Items from a data source:
"""
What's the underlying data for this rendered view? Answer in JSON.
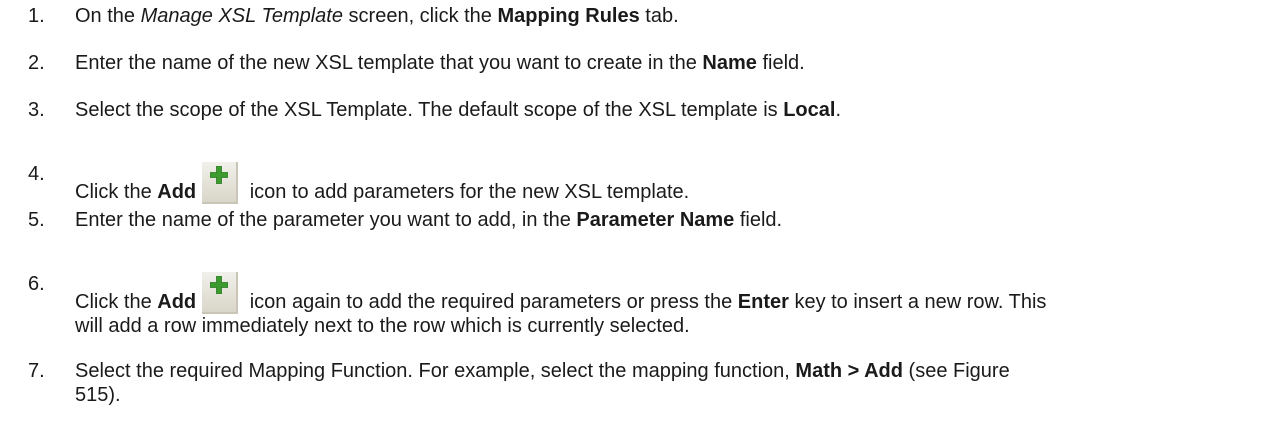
{
  "steps": [
    {
      "number": "1.",
      "parts": [
        "On the ",
        "Manage XSL Template",
        " screen, click the ",
        "Mapping Rules",
        " tab."
      ]
    },
    {
      "number": "2.",
      "parts": [
        "Enter the name of the new XSL template that you want to create in the ",
        "Name",
        " field."
      ]
    },
    {
      "number": "3.",
      "parts": [
        "Select the scope of the XSL Template. The default scope of the XSL template is ",
        "Local",
        "."
      ]
    },
    {
      "number": "4.",
      "parts": [
        "Click the ",
        "Add",
        " icon to add parameters for the new XSL template."
      ]
    },
    {
      "number": "5.",
      "parts": [
        "Enter the name of the parameter you want to add, in the ",
        "Parameter Name",
        " field."
      ]
    },
    {
      "number": "6.",
      "parts": [
        "Click the ",
        "Add",
        " icon again to add the required parameters or press the ",
        "Enter",
        " key to insert a new row. This",
        "will add a row immediately next to the row which is currently selected."
      ]
    },
    {
      "number": "7.",
      "parts": [
        "Select the required Mapping Function. For example, select the mapping function, ",
        "Math > Add",
        " (see Figure",
        "515)."
      ]
    }
  ],
  "icons": {
    "add_icon": "green-plus-add-icon",
    "add_icon_color": "#3c9a2e"
  }
}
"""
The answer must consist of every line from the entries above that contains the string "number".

      "number": "1.",
      "number": "2.",
      "number": "3.",
      "number": "4.",
      "number": "5.",
      "number": "6.",
      "number": "7.",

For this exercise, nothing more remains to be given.